There are ways to temper your toughest critic and take constructive control of your feelings.
Verified by Psychology Today
How to raise self-disciplined, connected, happy humans
Laura Markham Ph.D.
Any time you have a disagreement with your partner in front of your child, it's essential that you affectionately and explicitly "repair" the relationship.
Consider your interactions with your partner through your child's eyes.
Managing a child's anger is a multi-step process. For those who need the best techniques to be readily accessible, here's a cheat sheet outlining what to do when anger strikes.
Perfection isn't possible, and it isn't even the goal. The goal is love.
We're teaching kids how to be in relationship with another person.
For today, just choose less drama and more love. You'll be amazed at how far that takes you.
Love is always in the room with you, no matter what day it is, or what your faith may be. What better time to help your child listen for it?
Happiness comes from connection, meaning, and contribution—not from things.

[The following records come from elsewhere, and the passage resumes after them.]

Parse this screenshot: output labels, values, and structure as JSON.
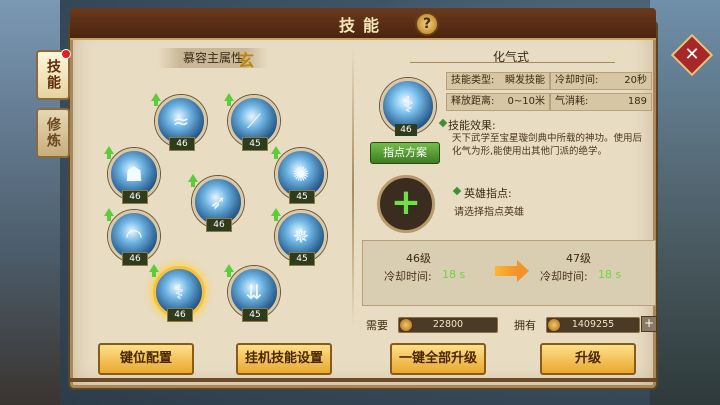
{
  "window": {
    "title": "技能",
    "help_icon": "?"
  },
  "tabs": [
    {
      "label": "技能",
      "active": true,
      "notice": true
    },
    {
      "label": "修炼",
      "active": false
    }
  ],
  "close_icon": "✕",
  "attribute": {
    "label": "慕容主属性",
    "value": "玄"
  },
  "skills": [
    {
      "level": "46",
      "glyph": "≈",
      "upgradable": true,
      "selected": false
    },
    {
      "level": "45",
      "glyph": "⟋",
      "upgradable": true,
      "selected": false
    },
    {
      "level": "46",
      "glyph": "☗",
      "upgradable": true,
      "selected": false
    },
    {
      "level": "45",
      "glyph": "✺",
      "upgradable": true,
      "selected": false
    },
    {
      "level": "46",
      "glyph": "➶",
      "upgradable": true,
      "selected": false
    },
    {
      "level": "46",
      "glyph": "◠",
      "upgradable": true,
      "selected": false
    },
    {
      "level": "45",
      "glyph": "✵",
      "upgradable": true,
      "selected": false
    },
    {
      "level": "46",
      "glyph": "⚕",
      "upgradable": true,
      "selected": true
    },
    {
      "level": "45",
      "glyph": "⇊",
      "upgradable": true,
      "selected": false
    }
  ],
  "buttons": {
    "key_config": "键位配置",
    "auto_skill": "挂机技能设置",
    "upgrade_all": "一键全部升级",
    "upgrade": "升级"
  },
  "detail": {
    "name": "化气式",
    "level": "46",
    "plan_button": "指点方案",
    "type_label": "技能类型:",
    "type_value": "瞬发技能",
    "cooldown_label": "冷却时间:",
    "cooldown_value": "20秒",
    "range_label": "释放距离:",
    "range_value": "0~10米",
    "qi_label": "气消耗:",
    "qi_value": "189",
    "effect_title": "技能效果:",
    "effect_text": "天下武学至宝星璇剑典中所载的神功。使用后化气为形,能使用出其他门派的绝学。",
    "hero_title": "英雄指点:",
    "hero_text": "请选择指点英雄"
  },
  "level_compare": {
    "current_level": "46级",
    "next_level": "47级",
    "cooldown_label": "冷却时间:",
    "current_value": "18 s",
    "next_value": "18 s"
  },
  "cost": {
    "need_label": "需要",
    "need_value": "22800",
    "have_label": "拥有",
    "have_value": "1409255",
    "add_icon": "+"
  }
}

When your children look back, will they describe a parent who communicated the spirit of the season with laughter, warm embraces, and joyful presence?
You can commit to a better way of handling low-level fear when it arises, before it spirals out of control.

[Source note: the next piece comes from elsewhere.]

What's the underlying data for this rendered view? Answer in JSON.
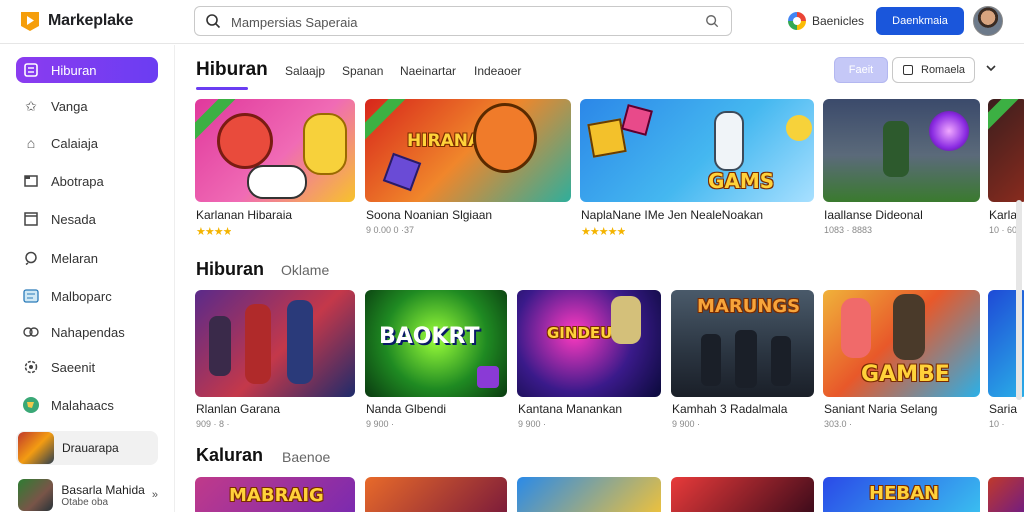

It creates a home with a lot less drama, and a lot more love.
Our children need to feel seen, accepted, and encouraged, no matter what.
One great way to course correct when you see a collision coming, or when you find yourself sitting in a pile of emotional wreckage, is to ask for a "Do-Over."
Once you pause, you can make the choice to shift gears.
With preventive maintenance, you meet your child's needs before the unmet needs cause a breakdown.
Not only will appreciating yourself make you happier with the way you parent, you'll find you enjoy parenting more. See how long it takes your child to comment on the difference.
Kids really do rise to meet our expectations, as long as we stay connected.
After a good cry your child is happier, more affectionate, more cooperative.
Why would a child choose, over and over, to do the harder thing?
How do kids develop their sense of right and wrong?
Slow down, so you can listen.
The secret is managing our anger so we stay connected with our child while we set limits.
Every time you do this process, you diminish the emotional charge of one of your emotional triggers.
Ever wondered why one parent can keep a sense of humor in the face of a child's challenging behavior while another starts yelling?
The path to happiness requires you to accept and love yourself just the way you are, messy imperfections and all.
The most important factor is whether your child feels loved, unconditionally. That means she feels loved exactly as she is. Even when she's acting like a monster!
Remember, your child may be triggering them, but these are your emotions.
Observing what your child and other people are feeling, and commenting on it in a nonjudgmental way, teaches children to identify emotions in themselves and others.
Our fantasy of the perfect family holiday can drive us to do more, more, more – but more of what we didn't need to begin with can't fill those deep longings. There's a better way.
When your emotions are "triggered," your child looks like the enemy. You can't be the parent your child deserves at those times.
Laura Markham, Ph.D., is the author of Peaceful Parent, Happy Kids: How To Stop Yelling and Start Connecting.